## Directions for this task:
Without the pictures, copy all of the data exactly.

--- START ---

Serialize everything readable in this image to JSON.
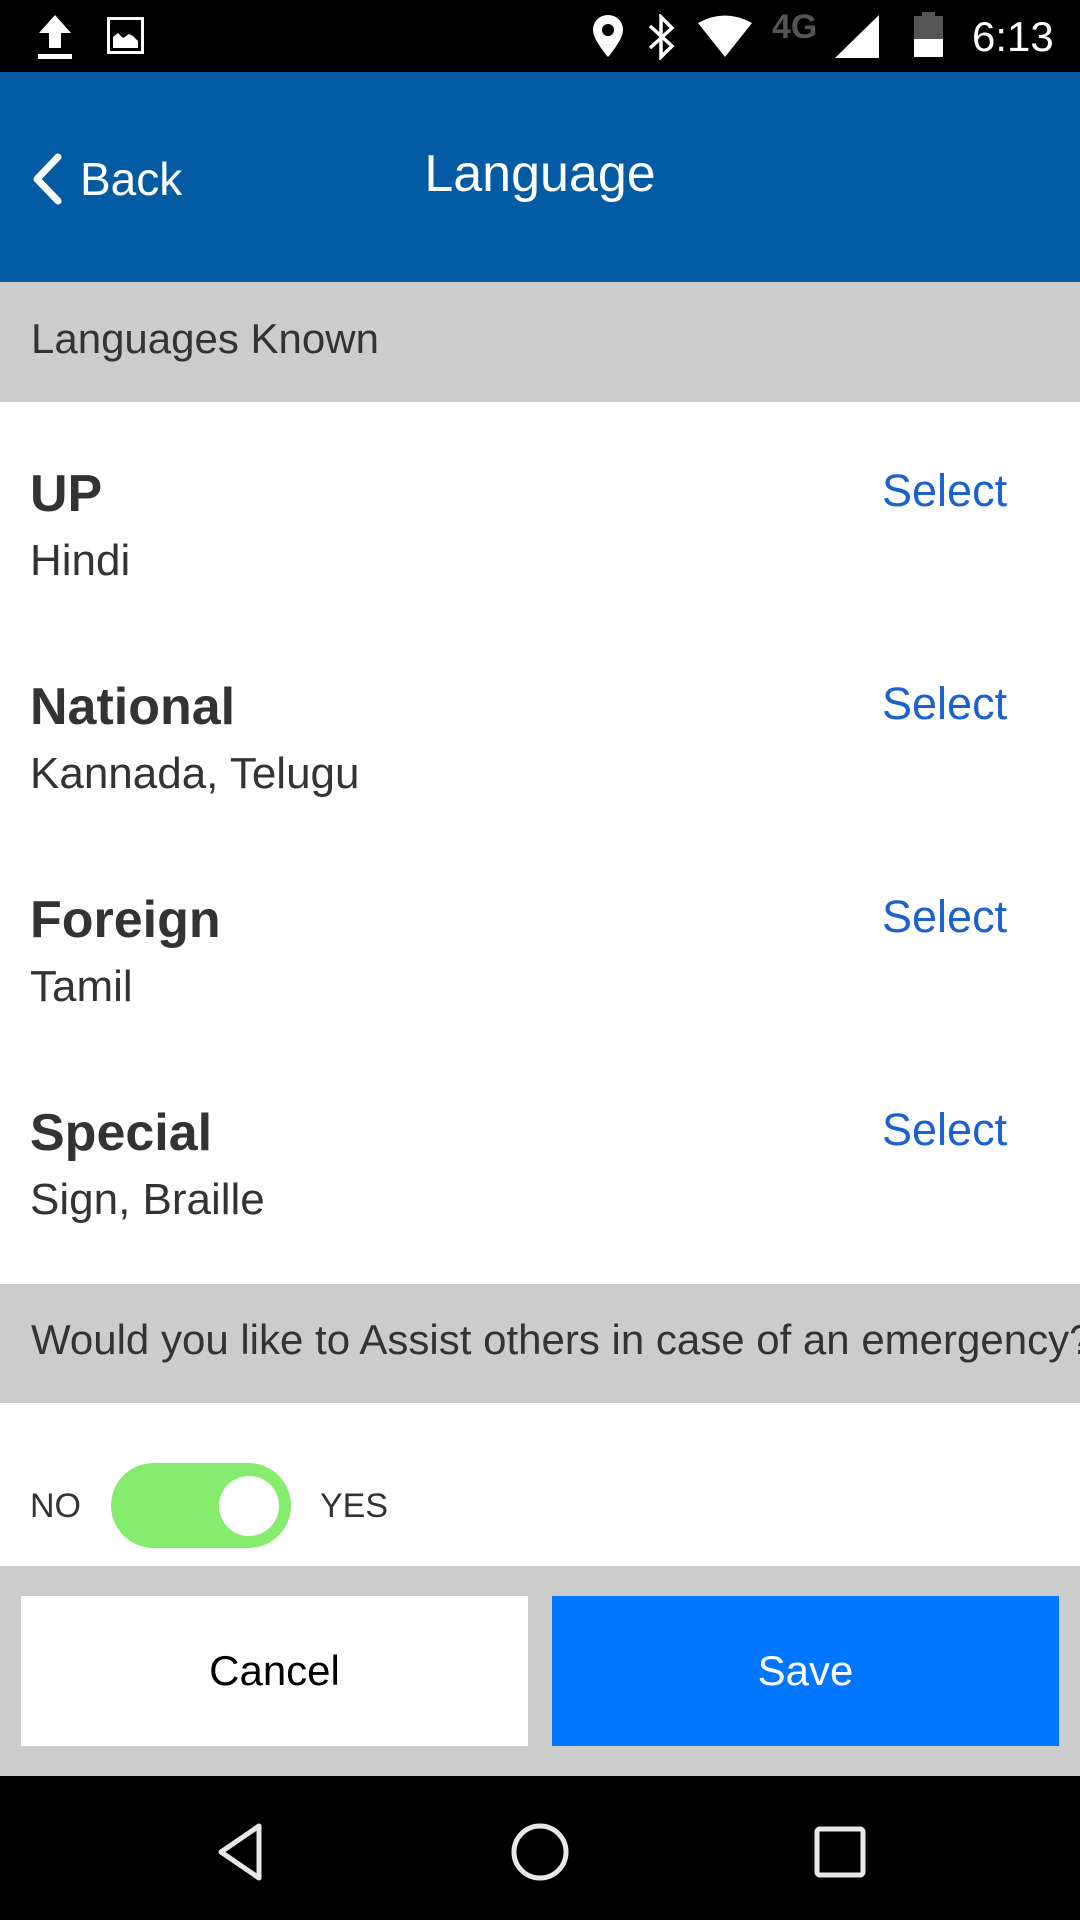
{
  "status_bar": {
    "time": "6:13",
    "network_type": "4G",
    "left_icons": [
      "upload-icon",
      "image-icon"
    ],
    "right_icons": [
      "location-icon",
      "bluetooth-icon",
      "wifi-icon",
      "network-4g",
      "signal-icon",
      "battery-icon"
    ]
  },
  "header": {
    "back_label": "Back",
    "title": "Language"
  },
  "languages_section": {
    "title": "Languages Known",
    "rows": [
      {
        "category": "UP",
        "value": "Hindi",
        "action": "Select"
      },
      {
        "category": "National",
        "value": "Kannada, Telugu",
        "action": "Select"
      },
      {
        "category": "Foreign",
        "value": "Tamil",
        "action": "Select"
      },
      {
        "category": "Special",
        "value": "Sign, Braille",
        "action": "Select"
      }
    ]
  },
  "assist_section": {
    "question": "Would you like to Assist others in case of an emergency?",
    "no_label": "NO",
    "yes_label": "YES",
    "toggle_on": true,
    "toggle_color": "#86ec6e"
  },
  "actions": {
    "cancel_label": "Cancel",
    "save_label": "Save",
    "save_color": "#0077fe"
  },
  "colors": {
    "header": "#035ca3",
    "section_bg": "#cccccc",
    "link": "#1a62d0"
  },
  "nav_bar": {
    "buttons": [
      "back",
      "home",
      "recents"
    ]
  }
}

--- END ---

## Written response:
Serialize everything readable in this image to JSON.
{
  "status_bar": {
    "time": "6:13",
    "network_type": "4G",
    "left_icons": [
      "upload-icon",
      "image-icon"
    ],
    "right_icons": [
      "location-icon",
      "bluetooth-icon",
      "wifi-icon",
      "network-4g",
      "signal-icon",
      "battery-icon"
    ]
  },
  "header": {
    "back_label": "Back",
    "title": "Language"
  },
  "languages_section": {
    "title": "Languages Known",
    "rows": [
      {
        "category": "UP",
        "value": "Hindi",
        "action": "Select"
      },
      {
        "category": "National",
        "value": "Kannada, Telugu",
        "action": "Select"
      },
      {
        "category": "Foreign",
        "value": "Tamil",
        "action": "Select"
      },
      {
        "category": "Special",
        "value": "Sign, Braille",
        "action": "Select"
      }
    ]
  },
  "assist_section": {
    "question": "Would you like to Assist others in case of an emergency?",
    "no_label": "NO",
    "yes_label": "YES",
    "toggle_on": true,
    "toggle_color": "#86ec6e"
  },
  "actions": {
    "cancel_label": "Cancel",
    "save_label": "Save",
    "save_color": "#0077fe"
  },
  "colors": {
    "header": "#035ca3",
    "section_bg": "#cccccc",
    "link": "#1a62d0"
  },
  "nav_bar": {
    "buttons": [
      "back",
      "home",
      "recents"
    ]
  }
}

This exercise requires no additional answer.